Available data START

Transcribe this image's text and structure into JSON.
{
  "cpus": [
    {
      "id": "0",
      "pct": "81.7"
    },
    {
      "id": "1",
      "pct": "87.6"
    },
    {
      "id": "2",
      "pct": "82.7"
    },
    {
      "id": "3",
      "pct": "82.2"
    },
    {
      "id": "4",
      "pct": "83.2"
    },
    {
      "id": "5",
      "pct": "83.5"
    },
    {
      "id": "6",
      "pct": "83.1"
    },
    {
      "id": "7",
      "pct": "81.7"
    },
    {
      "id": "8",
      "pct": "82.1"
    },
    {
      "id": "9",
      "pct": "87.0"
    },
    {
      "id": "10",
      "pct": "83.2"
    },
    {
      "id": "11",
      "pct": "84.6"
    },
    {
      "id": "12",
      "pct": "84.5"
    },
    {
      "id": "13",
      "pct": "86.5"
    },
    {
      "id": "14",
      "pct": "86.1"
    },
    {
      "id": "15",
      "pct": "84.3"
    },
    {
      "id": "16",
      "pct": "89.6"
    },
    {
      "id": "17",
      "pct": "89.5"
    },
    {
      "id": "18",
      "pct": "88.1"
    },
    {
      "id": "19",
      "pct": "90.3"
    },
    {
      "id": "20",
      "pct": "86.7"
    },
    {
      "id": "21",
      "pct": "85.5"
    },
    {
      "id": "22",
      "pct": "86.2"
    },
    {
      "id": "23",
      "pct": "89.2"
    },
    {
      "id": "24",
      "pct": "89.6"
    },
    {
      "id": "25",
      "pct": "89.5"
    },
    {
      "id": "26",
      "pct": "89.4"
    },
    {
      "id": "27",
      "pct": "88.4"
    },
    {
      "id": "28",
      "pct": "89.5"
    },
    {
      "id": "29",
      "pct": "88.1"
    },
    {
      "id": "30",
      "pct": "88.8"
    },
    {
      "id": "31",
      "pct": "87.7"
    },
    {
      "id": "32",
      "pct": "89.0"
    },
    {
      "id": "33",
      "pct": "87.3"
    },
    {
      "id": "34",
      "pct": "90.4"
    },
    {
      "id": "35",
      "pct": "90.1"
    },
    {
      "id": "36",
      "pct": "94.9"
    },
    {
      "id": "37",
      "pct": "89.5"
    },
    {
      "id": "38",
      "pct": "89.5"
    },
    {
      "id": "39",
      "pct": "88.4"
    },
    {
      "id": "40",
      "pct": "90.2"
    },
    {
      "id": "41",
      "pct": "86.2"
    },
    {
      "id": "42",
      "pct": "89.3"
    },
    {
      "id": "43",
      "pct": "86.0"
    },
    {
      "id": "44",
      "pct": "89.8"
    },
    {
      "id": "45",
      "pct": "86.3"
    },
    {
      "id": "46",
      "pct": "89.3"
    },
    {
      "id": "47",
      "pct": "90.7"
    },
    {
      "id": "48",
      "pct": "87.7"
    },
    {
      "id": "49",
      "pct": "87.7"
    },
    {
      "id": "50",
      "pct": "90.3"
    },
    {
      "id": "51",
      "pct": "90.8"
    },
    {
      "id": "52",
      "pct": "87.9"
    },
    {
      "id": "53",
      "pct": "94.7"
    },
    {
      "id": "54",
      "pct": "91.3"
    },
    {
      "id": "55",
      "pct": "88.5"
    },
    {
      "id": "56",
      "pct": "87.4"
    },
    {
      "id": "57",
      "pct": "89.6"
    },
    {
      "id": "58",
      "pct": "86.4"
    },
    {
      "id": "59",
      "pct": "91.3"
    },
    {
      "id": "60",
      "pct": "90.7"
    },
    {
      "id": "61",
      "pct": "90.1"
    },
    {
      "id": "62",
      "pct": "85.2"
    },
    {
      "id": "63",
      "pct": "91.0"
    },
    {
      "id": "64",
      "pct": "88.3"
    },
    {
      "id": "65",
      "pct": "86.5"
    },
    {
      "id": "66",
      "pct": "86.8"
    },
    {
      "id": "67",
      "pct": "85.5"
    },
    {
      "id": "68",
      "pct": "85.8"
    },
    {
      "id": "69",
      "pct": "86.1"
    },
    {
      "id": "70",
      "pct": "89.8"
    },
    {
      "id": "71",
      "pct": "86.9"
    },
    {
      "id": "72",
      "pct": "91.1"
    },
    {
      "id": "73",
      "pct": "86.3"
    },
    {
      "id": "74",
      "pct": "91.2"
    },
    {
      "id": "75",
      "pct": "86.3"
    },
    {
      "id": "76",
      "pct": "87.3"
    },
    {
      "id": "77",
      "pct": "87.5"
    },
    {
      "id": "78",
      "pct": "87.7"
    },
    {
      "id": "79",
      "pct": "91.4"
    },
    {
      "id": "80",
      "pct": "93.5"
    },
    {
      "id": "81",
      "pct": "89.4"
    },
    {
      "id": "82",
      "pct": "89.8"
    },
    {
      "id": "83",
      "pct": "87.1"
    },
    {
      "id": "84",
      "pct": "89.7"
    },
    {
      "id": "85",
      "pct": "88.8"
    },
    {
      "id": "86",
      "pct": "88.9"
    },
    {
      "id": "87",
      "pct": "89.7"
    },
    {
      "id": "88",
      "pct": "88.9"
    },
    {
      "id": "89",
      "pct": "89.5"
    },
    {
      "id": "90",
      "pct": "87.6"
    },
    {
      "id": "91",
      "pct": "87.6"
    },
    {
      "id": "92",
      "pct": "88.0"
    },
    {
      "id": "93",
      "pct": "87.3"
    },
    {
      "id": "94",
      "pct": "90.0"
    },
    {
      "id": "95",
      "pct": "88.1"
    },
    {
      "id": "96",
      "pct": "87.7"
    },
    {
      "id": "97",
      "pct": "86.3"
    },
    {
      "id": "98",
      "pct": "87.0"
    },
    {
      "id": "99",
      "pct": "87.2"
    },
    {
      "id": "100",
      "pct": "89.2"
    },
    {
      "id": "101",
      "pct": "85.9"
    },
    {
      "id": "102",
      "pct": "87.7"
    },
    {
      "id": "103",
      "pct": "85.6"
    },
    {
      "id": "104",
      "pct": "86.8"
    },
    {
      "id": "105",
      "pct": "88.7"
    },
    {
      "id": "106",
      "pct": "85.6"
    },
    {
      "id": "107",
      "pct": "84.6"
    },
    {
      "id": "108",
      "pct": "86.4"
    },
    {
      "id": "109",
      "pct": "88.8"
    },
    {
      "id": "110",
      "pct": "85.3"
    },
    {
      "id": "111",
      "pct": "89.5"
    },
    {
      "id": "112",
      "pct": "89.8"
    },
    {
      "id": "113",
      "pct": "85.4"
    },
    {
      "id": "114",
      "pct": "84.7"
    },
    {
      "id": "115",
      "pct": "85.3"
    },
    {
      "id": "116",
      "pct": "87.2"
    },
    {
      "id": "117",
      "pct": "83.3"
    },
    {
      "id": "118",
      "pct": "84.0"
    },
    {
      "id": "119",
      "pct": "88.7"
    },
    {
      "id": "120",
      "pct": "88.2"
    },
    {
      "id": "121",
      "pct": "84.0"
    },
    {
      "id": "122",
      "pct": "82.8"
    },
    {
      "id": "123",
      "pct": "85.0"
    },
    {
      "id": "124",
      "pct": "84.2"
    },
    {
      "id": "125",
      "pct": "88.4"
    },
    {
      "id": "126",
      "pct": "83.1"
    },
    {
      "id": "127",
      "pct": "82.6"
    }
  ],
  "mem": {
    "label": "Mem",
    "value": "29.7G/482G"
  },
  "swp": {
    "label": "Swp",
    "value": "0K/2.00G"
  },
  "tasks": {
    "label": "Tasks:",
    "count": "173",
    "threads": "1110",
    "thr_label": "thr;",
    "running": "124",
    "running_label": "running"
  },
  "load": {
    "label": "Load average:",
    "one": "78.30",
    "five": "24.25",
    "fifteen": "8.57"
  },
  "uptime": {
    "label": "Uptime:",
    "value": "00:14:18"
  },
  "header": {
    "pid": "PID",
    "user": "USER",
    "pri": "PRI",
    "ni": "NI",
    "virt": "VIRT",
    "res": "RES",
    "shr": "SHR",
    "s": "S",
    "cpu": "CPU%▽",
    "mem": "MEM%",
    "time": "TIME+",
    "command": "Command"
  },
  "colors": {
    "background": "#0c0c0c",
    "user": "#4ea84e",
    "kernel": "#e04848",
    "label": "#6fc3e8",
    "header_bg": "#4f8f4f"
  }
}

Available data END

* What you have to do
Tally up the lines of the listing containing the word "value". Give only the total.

* Solution for this exercise
3